[[ Material for this task, beginning ]]

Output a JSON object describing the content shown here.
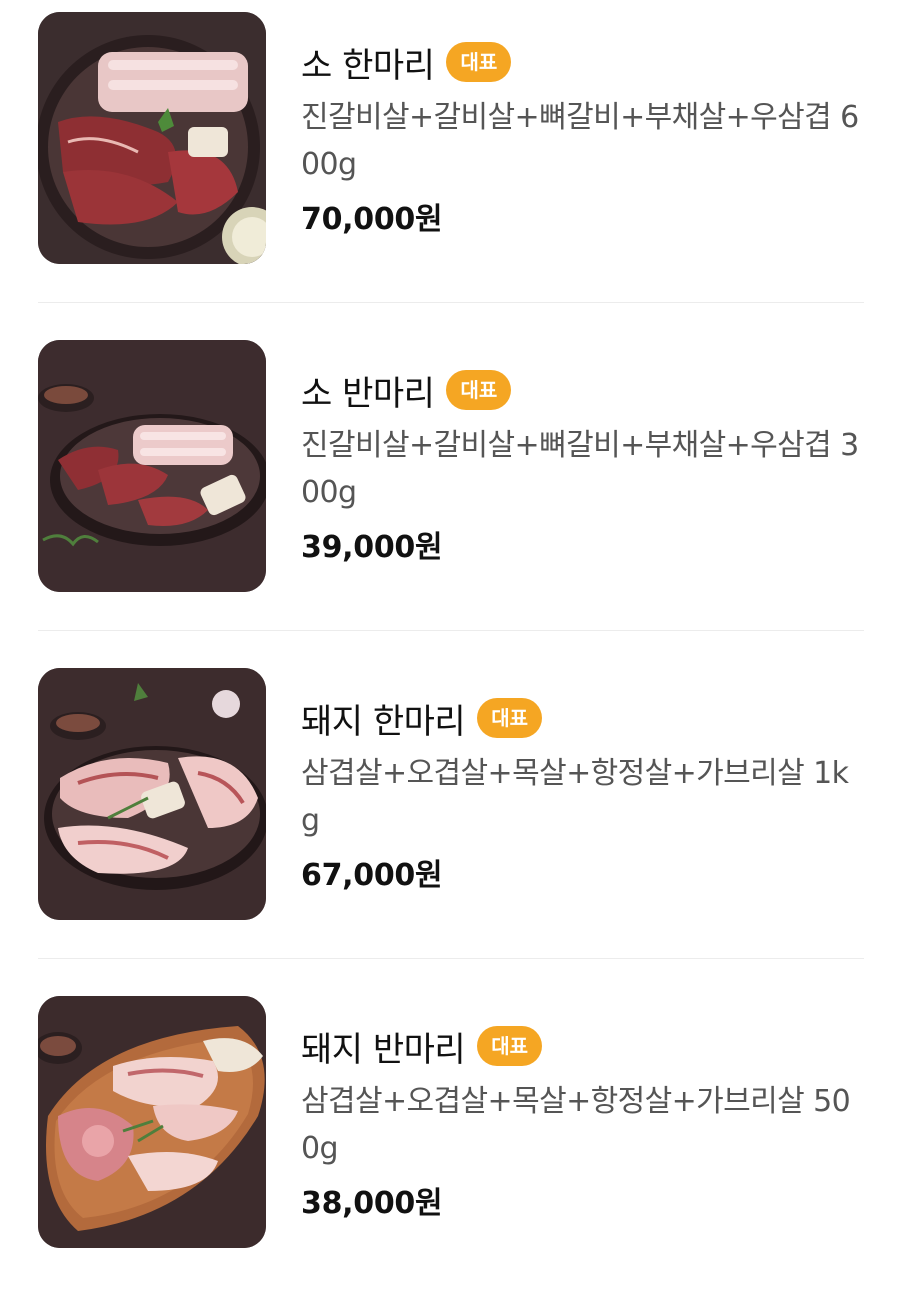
{
  "menu": {
    "badge_label": "대표",
    "items": [
      {
        "name": "소 한마리",
        "description": "진갈비살+갈비살+뼈갈비+부채살+우삼겹 600g",
        "price": "70,000원",
        "image": "beef-platter-round-dark-plate"
      },
      {
        "name": "소 반마리",
        "description": "진갈비살+갈비살+뼈갈비+부채살+우삼겹 300g",
        "price": "39,000원",
        "image": "beef-half-platter-plate"
      },
      {
        "name": "돼지 한마리",
        "description": "삼겹살+오겹살+목살+항정살+가브리살 1kg",
        "price": "67,000원",
        "image": "pork-platter-dark-plate"
      },
      {
        "name": "돼지 반마리",
        "description": "삼겹살+오겹살+목살+항정살+가브리살 500g",
        "price": "38,000원",
        "image": "pork-platter-wooden-board"
      }
    ]
  },
  "colors": {
    "badge": "#f5a623",
    "text": "#111111",
    "desc": "#555555",
    "divider": "#ececec",
    "photo_bg": "#3a2b2c"
  }
}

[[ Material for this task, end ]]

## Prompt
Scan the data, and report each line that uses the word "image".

## Response for this exercise
        "image": "beef-platter-round-dark-plate"
        "image": "beef-half-platter-plate"
        "image": "pork-platter-dark-plate"
        "image": "pork-platter-wooden-board"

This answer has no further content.